Few periods in a person’s life are more stressful than the teenage years. Bodies are changing; emotions and hormones are running strong. Kids face challenges and stress factors on a daily basis from family, friends, school, and especially from social media. Today more than ever, it’s a challenging time to be a teen.
Unfortunately, during those stressful years, many adolescents turn to drugs to cope with feelings of distress. They mistakenly believe that while using drugs may be harmful, it provides an easy and available solution for relieving stress. And while most tell us marijuana is their preferred drug when feeling stressed, alcohol and tobacco are also commonly used.
Public health experts, however, warn that marijuana use can do real harm to the teen’s developing brain as well as lead to lower IQs. In addition, it can significantly hamper their capacity to drive safely.
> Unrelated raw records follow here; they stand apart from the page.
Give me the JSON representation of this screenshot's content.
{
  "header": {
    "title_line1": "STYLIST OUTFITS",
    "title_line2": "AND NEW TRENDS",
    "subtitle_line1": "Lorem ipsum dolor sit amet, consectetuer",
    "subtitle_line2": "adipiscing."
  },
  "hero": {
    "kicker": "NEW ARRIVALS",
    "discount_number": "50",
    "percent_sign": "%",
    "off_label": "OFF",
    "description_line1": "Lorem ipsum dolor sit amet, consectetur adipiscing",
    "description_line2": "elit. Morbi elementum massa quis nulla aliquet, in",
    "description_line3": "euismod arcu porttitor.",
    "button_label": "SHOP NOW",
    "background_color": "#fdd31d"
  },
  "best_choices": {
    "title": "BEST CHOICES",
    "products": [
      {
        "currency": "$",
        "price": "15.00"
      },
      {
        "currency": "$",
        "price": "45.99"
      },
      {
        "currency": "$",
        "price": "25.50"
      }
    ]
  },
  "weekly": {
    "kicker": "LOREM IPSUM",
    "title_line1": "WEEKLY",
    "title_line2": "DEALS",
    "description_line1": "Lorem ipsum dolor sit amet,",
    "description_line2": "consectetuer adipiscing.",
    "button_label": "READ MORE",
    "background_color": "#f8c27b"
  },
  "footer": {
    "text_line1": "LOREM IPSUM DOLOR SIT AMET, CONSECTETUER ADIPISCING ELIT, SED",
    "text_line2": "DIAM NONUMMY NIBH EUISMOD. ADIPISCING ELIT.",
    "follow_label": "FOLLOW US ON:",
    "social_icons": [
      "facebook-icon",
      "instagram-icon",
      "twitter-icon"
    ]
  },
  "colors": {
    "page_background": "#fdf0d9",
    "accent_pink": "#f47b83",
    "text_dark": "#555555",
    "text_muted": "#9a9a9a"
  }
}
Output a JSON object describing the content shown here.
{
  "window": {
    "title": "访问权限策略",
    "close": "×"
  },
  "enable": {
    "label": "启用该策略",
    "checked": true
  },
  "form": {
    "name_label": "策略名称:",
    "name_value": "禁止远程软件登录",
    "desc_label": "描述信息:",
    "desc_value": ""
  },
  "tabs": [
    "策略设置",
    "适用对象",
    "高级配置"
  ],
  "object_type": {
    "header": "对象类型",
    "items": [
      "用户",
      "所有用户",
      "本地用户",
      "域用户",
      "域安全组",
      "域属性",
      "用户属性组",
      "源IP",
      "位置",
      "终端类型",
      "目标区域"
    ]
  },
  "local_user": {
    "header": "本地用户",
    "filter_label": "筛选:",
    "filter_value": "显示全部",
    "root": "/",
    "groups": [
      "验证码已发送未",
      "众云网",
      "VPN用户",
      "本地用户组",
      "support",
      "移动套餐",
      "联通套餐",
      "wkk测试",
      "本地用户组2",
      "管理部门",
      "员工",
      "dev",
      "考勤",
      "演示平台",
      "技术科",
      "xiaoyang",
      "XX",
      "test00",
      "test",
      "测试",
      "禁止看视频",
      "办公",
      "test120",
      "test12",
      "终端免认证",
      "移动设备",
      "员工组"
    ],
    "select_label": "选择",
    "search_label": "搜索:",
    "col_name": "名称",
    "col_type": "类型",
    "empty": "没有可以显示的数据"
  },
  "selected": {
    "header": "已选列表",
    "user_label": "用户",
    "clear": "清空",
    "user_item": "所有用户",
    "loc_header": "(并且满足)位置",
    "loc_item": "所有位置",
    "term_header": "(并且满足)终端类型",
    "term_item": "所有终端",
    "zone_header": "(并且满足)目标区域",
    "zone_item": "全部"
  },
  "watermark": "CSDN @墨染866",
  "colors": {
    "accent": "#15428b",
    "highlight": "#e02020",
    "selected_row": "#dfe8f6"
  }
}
Certain drugs, for example, actually affect the brain in much the same way as stress, causing the body to release powerful neuro-chemicals. Compared to non-users, long-term drug use can even make teens more sensitive to normal stress they may experience every day.
The tangible connection between stress and drug use is also confirmed by the latest brain research conducted by the National Institute on Drug Abuse (NIDA). The organization reports people undergoing stress are more likely to use drugs or alcohol for relief, or could more easily fall into addiction. That is why, during those stress-inducing teenage years, adolescents are particularly vulnerable to substance use.
The good news is, rather than turning to drugs, teenagers have a number of healthier and less harmful options for reducing stress. Here are some practical tips and techniques for stress management, direct from NIDA:
1) Take care of yourself. Healthy foods, exercise, and enough sleep really do make you feel better and better able to cope!
2) Focus. To keep from feeling overwhelmed, concentrate on challenges one at a time.
3) Keep calm. Step away from an argument or confrontation by taking a deep breath. Go for a walk or do some other physical activity.
4) Move on. If you don’t achieve something you were trying for, practice and prepare for the next time, or check out some other activity.
5) Talk about it. Talking to an understanding listener who remains calm can be very helpful.